One of the difficulties of compressed societies is that they inflict defensiveness upon the individuals in those societies. In part this is because compressed societies become progressively more complex in which to make decisions and in part because the competition within those societies (and crime, which is of course a form of competition) intensifies.
One result is a marked reduction in the flexibility of individuals in those societies as well as a progressive reduction in willingness to change.
Ironically, it is those societies, under stress, which most need to evolve adaptive strategies.
However, it seems that this predictive defensiveness is doomed to become self-perpetuating and progressively more entrenched because of a defensive reluctance to further adapt.

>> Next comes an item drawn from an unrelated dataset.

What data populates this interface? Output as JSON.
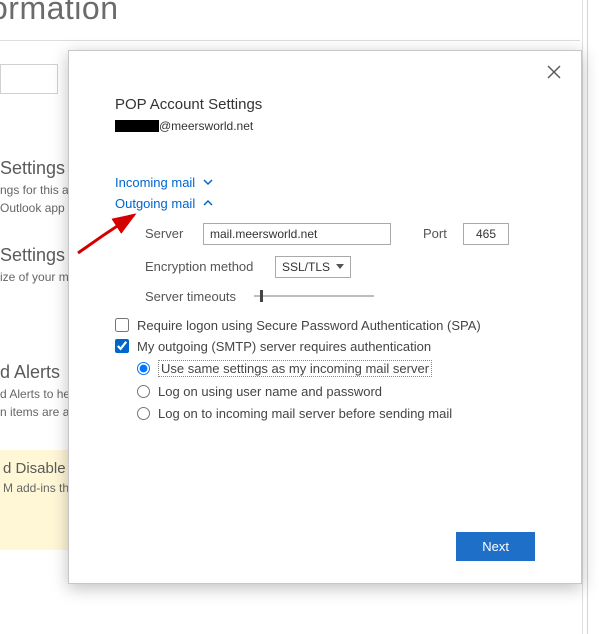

Therefore this defensiveness might be regarded as a feature (and perhaps a measure) of a society in failure and therefore a prediction of decline into chaotic catastrophe.